Pedals won't get you 100% there. Lots of people obsess over gear thinking that "this badass Zvex pedal will make me sound like Matt Bellamy." While artists tend to have a standard arsenal for particular genre's of music, your technique is really what makes your music shine. I spent years trying to nail down "my sound" and I ended up disappointed with nearly every pedal I purchased in an effort to get there. But enough banter, I can give you some basic ideas.
Most Post-Rock sounds have lots of gain. A pedal won't get you lots, and lots, of gain in the context that you want it to without sounding artificial or blatty.
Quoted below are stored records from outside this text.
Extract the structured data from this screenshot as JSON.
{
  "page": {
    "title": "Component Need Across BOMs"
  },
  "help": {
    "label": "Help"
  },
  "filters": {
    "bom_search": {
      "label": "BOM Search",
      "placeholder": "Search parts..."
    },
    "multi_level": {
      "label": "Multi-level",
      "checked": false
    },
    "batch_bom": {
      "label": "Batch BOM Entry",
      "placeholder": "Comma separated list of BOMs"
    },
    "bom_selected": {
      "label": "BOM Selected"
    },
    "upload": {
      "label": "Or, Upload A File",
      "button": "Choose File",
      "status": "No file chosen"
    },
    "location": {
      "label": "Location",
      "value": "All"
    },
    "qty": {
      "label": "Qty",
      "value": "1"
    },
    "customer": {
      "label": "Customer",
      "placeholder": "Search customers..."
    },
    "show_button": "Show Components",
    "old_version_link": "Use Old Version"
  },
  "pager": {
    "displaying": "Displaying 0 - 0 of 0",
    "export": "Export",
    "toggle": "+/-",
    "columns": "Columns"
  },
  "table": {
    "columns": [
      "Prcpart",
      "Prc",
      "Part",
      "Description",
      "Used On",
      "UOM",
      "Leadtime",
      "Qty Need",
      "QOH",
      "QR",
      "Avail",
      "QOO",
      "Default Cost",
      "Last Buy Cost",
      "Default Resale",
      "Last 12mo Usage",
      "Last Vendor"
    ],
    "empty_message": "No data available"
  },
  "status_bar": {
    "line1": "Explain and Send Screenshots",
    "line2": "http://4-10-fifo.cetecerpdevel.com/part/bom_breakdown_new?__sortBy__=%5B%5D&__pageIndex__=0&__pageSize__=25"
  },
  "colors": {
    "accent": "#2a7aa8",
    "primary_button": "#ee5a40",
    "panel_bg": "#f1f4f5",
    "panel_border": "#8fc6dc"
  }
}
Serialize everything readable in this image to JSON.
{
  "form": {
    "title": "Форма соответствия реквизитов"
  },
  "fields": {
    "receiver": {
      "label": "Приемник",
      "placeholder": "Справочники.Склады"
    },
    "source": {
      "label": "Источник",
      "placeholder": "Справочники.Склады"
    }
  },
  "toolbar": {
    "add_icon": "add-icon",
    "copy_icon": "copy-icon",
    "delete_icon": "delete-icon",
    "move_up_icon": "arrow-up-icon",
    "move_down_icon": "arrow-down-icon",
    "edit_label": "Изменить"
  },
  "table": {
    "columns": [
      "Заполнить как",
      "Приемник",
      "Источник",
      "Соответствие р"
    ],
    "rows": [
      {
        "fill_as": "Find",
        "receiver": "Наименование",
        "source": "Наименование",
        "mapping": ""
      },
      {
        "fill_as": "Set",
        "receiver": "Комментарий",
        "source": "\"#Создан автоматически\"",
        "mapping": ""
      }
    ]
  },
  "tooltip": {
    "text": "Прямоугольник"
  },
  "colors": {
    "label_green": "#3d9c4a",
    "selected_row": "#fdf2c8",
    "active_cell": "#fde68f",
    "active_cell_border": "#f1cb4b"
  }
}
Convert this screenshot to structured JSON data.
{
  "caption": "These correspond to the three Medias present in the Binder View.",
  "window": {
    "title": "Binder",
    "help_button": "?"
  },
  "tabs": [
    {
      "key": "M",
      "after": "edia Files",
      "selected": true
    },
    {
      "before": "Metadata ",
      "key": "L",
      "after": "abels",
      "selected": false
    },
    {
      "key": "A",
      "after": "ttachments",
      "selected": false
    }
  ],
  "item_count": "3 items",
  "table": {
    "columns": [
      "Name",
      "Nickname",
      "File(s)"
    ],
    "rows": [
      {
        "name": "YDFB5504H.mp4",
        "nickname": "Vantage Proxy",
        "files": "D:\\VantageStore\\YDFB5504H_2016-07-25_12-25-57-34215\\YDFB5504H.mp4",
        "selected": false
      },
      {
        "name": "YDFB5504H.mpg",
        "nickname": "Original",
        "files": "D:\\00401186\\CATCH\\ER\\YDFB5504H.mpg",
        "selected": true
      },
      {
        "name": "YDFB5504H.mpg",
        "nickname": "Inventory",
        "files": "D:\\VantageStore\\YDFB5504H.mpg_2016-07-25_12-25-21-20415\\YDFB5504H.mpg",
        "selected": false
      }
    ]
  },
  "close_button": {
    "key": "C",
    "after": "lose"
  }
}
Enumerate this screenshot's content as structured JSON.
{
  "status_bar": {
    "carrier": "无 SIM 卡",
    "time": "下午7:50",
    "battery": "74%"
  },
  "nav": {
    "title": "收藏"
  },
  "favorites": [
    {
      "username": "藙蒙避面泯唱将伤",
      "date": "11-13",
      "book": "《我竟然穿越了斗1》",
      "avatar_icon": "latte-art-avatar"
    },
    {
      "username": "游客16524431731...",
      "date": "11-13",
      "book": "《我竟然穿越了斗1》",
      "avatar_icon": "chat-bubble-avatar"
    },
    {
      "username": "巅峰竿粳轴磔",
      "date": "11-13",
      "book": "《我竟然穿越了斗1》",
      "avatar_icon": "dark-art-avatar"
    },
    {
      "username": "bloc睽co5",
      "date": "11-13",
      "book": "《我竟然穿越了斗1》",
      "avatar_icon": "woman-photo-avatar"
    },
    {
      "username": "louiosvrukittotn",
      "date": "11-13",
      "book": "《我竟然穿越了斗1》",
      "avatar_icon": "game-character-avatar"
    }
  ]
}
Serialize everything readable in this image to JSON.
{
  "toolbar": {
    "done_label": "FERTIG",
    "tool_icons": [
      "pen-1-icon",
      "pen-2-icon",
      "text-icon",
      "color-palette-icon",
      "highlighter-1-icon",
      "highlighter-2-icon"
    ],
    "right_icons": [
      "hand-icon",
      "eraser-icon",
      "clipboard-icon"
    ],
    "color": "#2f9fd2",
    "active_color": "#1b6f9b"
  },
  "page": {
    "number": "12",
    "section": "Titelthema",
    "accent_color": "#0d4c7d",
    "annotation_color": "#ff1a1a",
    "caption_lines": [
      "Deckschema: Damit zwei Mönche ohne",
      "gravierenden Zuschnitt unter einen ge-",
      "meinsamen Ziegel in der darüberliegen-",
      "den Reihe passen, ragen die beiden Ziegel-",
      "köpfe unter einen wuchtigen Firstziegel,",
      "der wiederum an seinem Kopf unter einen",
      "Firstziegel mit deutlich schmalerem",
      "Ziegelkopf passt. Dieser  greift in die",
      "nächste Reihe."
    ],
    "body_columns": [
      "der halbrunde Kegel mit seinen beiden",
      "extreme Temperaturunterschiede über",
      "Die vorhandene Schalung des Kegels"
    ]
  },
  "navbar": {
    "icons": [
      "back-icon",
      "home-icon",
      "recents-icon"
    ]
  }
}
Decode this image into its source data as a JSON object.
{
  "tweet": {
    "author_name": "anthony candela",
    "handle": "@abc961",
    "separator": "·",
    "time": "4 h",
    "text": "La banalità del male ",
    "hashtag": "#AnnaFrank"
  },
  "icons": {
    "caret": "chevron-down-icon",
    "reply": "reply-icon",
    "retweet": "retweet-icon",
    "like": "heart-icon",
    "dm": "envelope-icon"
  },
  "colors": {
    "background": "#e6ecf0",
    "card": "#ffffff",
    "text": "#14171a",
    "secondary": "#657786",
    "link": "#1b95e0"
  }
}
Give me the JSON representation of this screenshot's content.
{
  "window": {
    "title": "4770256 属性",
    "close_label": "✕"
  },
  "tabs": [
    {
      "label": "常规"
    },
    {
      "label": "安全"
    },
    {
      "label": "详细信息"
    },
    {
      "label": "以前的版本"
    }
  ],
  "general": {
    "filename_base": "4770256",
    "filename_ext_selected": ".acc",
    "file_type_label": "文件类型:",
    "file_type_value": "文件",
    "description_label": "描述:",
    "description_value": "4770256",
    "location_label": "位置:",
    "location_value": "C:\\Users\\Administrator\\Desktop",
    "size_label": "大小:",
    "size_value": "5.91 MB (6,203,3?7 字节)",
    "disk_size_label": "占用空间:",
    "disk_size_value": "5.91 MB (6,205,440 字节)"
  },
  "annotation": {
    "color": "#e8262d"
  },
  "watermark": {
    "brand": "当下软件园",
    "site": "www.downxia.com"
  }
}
You need a badass amp (triple Rec or better), active pickups, a compressor, and mad power chord chugging skills. That's about it. Sick post-rock rigs are relatively easy to build with a couple thousand dollars. If you want an econo-rig, well you can get there too. Visit your local guitar center and go find the Blackstar section and grab a Schecter or something comparable. DISCLAIMER: Blackstar fans don't hate. I know they have some higher end stuff too.
As for delays, you listed basic industry standards that work across genres. For post-rock you probably don't want anything too analog (although you did list a Memory Man), so you could go with the Replica (T-Rex), DD-7 (Boss), or any decent digital delay.
Modulation is a great way to add a little colour to your tone. Stone Temple Pilots used this religiously and pulled it off pretty well. Jerry Cantrell snuck a pre-gain phaser into some of his guitar work to fatten up the tone--and that worked really well too. I know these bands aren't really post rock, but I don't think anyone can argue that they don't have influence--and these are all industry strategies that tend to span genres.
Compression is nice, but not entirely needed. Most heavy gain amps will compress themselves when dimed, and it's highly likely that any serious compression occurs post-production. Still might be a good thing to consider, but make sure you know how to use one. Lots of people get frustrated with compressors because they don't entirely understand what they do and consequently how to use them.
In closing I'd suspect that a Post-Rock band's trademark sound is achieved via a standard pattern of pedals, their guitar/amplifier combination, and however the production house EQ's them--which honestly tends to be true for most genres these days.